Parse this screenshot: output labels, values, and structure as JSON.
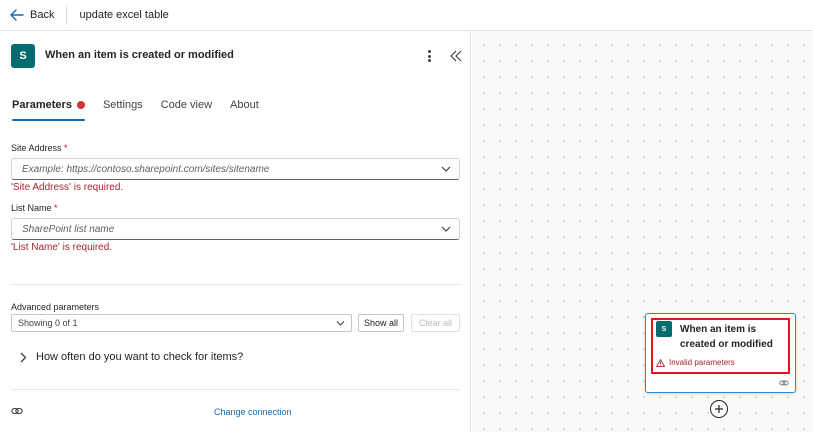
{
  "topbar": {
    "back_label": "Back",
    "flow_title": "update excel table"
  },
  "panel": {
    "logo_text": "S",
    "title": "When an item is created or modified",
    "tabs": [
      {
        "label": "Parameters",
        "active": true,
        "has_error": true
      },
      {
        "label": "Settings",
        "active": false
      },
      {
        "label": "Code view",
        "active": false
      },
      {
        "label": "About",
        "active": false
      }
    ],
    "site_address": {
      "label": "Site Address",
      "required_mark": "*",
      "placeholder": "Example: https://contoso.sharepoint.com/sites/sitename",
      "error": "'Site Address' is required."
    },
    "list_name": {
      "label": "List Name",
      "required_mark": "*",
      "placeholder": "SharePoint list name",
      "error": "'List Name' is required."
    },
    "advanced": {
      "label": "Advanced parameters",
      "selected": "Showing 0 of 1",
      "show_all": "Show all",
      "clear_all": "Clear all"
    },
    "expander_label": "How often do you want to check for items?",
    "change_connection": "Change connection"
  },
  "canvas": {
    "node": {
      "logo_text": "S",
      "title": "When an item is created or modified",
      "warning": "Invalid parameters"
    }
  },
  "colors": {
    "accent": "#0f6cbd",
    "sharepoint": "#036c70",
    "error": "#a4262c",
    "highlight": "#e81123"
  }
}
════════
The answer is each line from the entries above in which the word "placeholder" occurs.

## Response area
      "placeholder": "Example: https://contoso.sharepoint.com/sites/sitename",
      "placeholder": "SharePoint list name",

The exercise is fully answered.